The high 2018 summer temperatures are impacting electricity generation and putting energy production in Europe to the test. The constant heat primarily burdens power plants’ cooling systems, affecting hard coal, gas-fired and nuclear power stations alike. Even renewable energy production is suffering. In these extreme conditions, a diverse energy mix ensures security of supply.
Fans, air conditioning systems and refrigerators are running at full power across large parts of Europe. Ice cream is beginning to sell out in supermarkets. Farmers are facing crop failures. Lawns and parks are parched. But the heat is not just a challenge for man and nature, power plants are struggling too, a topic that has recently been covered extensively by the press and media.
Energy consumption soars when temperatures are extreme. In extreme heat, it is mainly the demand for electricity that goes up. Consumption in Germany is currently at about 1.36 billion kilowatt hours (kWh) per day, six percent more than the average of the past two summers. According to Imperial College London, the additional consumption in the UK on days with temperatures as high as recently is equivalent to the average demand of 2.5 million homes – roughly the number of households in Scotland.
Elchin Mammadov, energy supply analyst at Bloomberg Intelligence in London, had already emphasised in June that “despite the boom in renewables, Europe still needs conventional power plants” and had warned of rising electricity prices as a potential consequence of the heatwave.
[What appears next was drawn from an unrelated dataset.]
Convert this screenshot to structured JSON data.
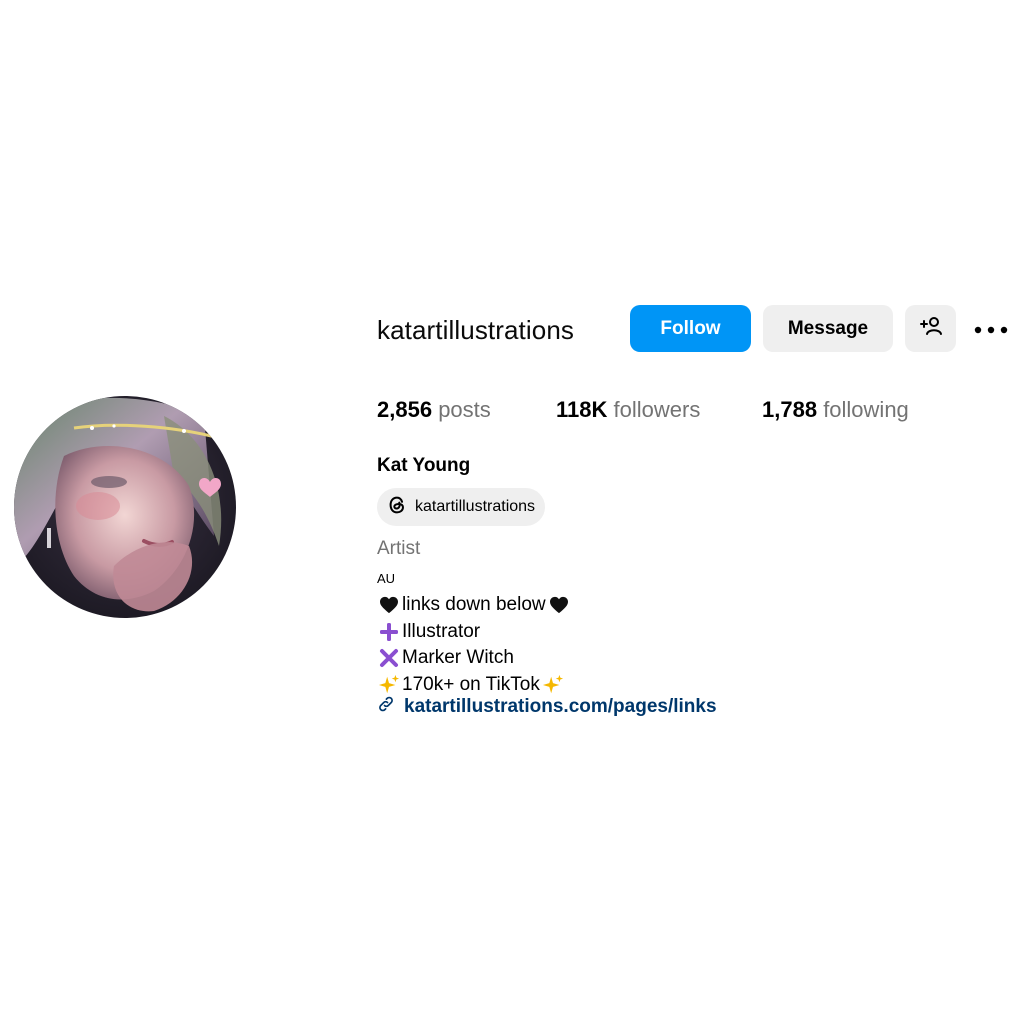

The major problem is that long periods of heat drive up rivers water temperatures. Thermal power plants, such as hard coal-fired and nuclear power stations, need cooling water to operate, usually supplied by nearby rivers. To protect the waters and the fish that inhabit them, power plants are only permitted to discharge the water heated by the cooling process up to a specified maximum temperature. If this temperature is exceeded, plant operators must reduce cooling water quantities. The only way of doing that is reducing output, as many plants across Europe have been doing over the last couple of days. Especially in France, where 58 nuclear power stations generate about 70 percent of the electricity, high water temperatures are a problem almost every summer.This year, four reactors in three French nuclear power plants had to be temporarily taken off the grid due to the persistent heat, as a spokesperson of French utility Électricité de France confirmed. Apart from record temperatures, the heat also meant a reduction of power plant output in Scandinavia.
As the German newspaper Die Welt recently reported, the heatwave could “tighten supply particularly in the south of Germany, which is structurally undersupplied with power plants (…).” Exceptional permits to continue operations despite exceeding the maximum cooling water temperature, as they are currently being applied, are one remedy for this. However, with rivers such as the Rhine running low, freighters cannot be fully loaded, which may lead to shortfalls in hard coal supply becoming a critical issue. Hard coal is sourced from the global market and delivered via the North Sea ports of Antwerp, Rotterdam and Amsterdam. Gas-fired power stations are also facing problems: Their operational readiness is affected by a loss of efficiency when external temperatures rise.
Lignite-fired power plants are more heat-resistant. They are cooled with sump water from the depths of the opencast mines, which has a constant temperature of about 20 degrees centigrade all year round. Thanks to this “inexhaustible coolant”, lignite-fired power plants are, once again, proving to be “a pillar of the supply system,” as Die Welt puts it.
It is a common misconception that photovoltaic systems produce massive amounts of electricity when the sun is constantly blazing. Currently, they are only producing 24 to 28 gigawatts of the total installed capacity of 44 gigawatts in Germany. This is mainly since their efficiency goes down as the temperature of the solar modules goes up. Photovoltaic systems are more likely to reach record production levels on a sunny spring day than in the midst of a heatwave.
This is also why, according to figures provided by National Grid and Sheffield University, UK photovoltaic systems are performing at top levels: average temperatures in the UK are markedly below those in continental Europe. At up to 17 percent at times, the share of solar energy in the UK energy mix is particularly high – the average share last year being just one percent.
As heat and drought are often linked to high-pressure weather conditions, they also have an effect on electricity generation from wind turbines. “Under these weather conditions, there is practically no wind,” as the German Federal Association of the Energy and Water Industries (BDEW) points out. According to energy provider Uniper, hydropower is running at the usual summer level and still holding up to the current drought.
Thanks to the balanced mix of conventional and renewable energy, however, there is currently no need to fear bottlenecks. A spokesperson of the German Network Agency confirmed that there is no reason to worry: “We’re in the green,” he responded when asked by “Deutsche Presse-Agentur”. The same applies for the UK, where the additional demand is not expected to cause problems, as news agency Reuters reports. In conclusion, what the current situation shows is that every energy source has its strengths and weaknesses, making it all the more important to have a broad energy mix that covers every type of generation in order to ensure security of supply across Europe.
Photo credits: Edmund O’Connor, shutterstock.com; Bundesnetzagentur – SMARD.de (licensed t under CC BY 4.0)